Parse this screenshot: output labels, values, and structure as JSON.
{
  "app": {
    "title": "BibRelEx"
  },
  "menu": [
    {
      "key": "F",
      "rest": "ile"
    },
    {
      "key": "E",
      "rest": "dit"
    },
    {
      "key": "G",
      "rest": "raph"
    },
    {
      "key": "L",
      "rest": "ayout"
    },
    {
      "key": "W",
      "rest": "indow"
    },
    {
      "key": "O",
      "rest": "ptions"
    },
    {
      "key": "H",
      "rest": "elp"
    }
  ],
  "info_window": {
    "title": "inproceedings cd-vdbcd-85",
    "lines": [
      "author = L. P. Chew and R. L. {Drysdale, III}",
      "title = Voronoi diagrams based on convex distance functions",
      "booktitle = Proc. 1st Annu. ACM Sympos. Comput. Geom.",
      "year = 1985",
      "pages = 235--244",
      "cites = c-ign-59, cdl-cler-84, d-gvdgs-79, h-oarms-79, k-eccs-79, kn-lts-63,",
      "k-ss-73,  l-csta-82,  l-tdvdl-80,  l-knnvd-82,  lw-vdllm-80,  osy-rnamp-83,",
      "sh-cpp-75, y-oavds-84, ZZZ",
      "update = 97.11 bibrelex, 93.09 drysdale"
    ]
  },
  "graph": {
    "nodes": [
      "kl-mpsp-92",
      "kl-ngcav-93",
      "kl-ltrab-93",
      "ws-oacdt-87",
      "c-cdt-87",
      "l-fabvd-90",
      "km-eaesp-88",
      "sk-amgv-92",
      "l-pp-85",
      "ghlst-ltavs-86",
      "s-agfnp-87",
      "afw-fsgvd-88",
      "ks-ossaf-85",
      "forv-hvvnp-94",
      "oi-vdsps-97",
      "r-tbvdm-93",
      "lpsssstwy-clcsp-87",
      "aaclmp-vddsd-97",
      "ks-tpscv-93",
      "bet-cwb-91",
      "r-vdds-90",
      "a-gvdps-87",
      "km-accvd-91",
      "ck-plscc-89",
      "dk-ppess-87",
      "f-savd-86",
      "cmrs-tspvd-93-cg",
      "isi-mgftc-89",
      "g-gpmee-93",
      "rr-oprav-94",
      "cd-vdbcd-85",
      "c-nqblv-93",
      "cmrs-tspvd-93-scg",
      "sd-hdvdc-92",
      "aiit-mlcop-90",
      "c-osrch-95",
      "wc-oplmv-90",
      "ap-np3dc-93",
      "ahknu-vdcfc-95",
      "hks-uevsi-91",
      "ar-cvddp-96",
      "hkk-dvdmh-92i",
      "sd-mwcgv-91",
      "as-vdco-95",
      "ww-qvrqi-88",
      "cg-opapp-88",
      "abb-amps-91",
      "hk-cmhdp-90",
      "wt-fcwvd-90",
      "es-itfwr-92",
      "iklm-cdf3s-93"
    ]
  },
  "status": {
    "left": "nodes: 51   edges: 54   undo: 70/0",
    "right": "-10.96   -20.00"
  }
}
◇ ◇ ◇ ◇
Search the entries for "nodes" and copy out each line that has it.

### Response area:
    "nodes": [
    "left": "nodes: 51   edges: 54   undo: 70/0",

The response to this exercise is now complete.